* **WORK TO BE COMPLETED**
Every line containing "Show" should be copied out. Go through the entries and find them.
** RAW DATA follows **
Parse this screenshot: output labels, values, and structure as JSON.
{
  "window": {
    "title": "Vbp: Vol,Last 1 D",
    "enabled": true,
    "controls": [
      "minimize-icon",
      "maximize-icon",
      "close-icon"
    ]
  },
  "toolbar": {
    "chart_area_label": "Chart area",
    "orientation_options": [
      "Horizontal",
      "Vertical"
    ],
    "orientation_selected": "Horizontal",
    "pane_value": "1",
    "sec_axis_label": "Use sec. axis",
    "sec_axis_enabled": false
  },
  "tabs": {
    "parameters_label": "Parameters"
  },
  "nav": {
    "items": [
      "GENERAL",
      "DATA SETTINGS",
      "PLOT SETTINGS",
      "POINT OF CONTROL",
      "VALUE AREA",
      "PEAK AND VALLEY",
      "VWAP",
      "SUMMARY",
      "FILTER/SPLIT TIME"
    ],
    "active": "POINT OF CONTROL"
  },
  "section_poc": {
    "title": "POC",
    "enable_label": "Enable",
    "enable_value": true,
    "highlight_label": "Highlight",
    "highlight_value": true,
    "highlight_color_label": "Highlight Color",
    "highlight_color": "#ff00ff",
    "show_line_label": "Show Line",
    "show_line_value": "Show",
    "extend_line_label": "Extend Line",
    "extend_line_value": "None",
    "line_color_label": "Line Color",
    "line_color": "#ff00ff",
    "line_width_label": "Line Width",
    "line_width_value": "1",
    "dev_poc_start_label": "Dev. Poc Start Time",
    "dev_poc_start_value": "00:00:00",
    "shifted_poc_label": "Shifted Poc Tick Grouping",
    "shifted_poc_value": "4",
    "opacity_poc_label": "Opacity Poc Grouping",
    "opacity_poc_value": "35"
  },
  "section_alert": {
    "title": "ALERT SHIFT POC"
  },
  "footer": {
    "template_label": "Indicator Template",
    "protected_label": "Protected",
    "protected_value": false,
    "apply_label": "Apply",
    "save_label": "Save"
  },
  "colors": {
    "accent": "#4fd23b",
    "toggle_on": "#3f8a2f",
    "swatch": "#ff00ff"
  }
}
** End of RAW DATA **
* **RESPONSE AREA**
    "show_line_label": "Show Line",
    "show_line_value": "Show",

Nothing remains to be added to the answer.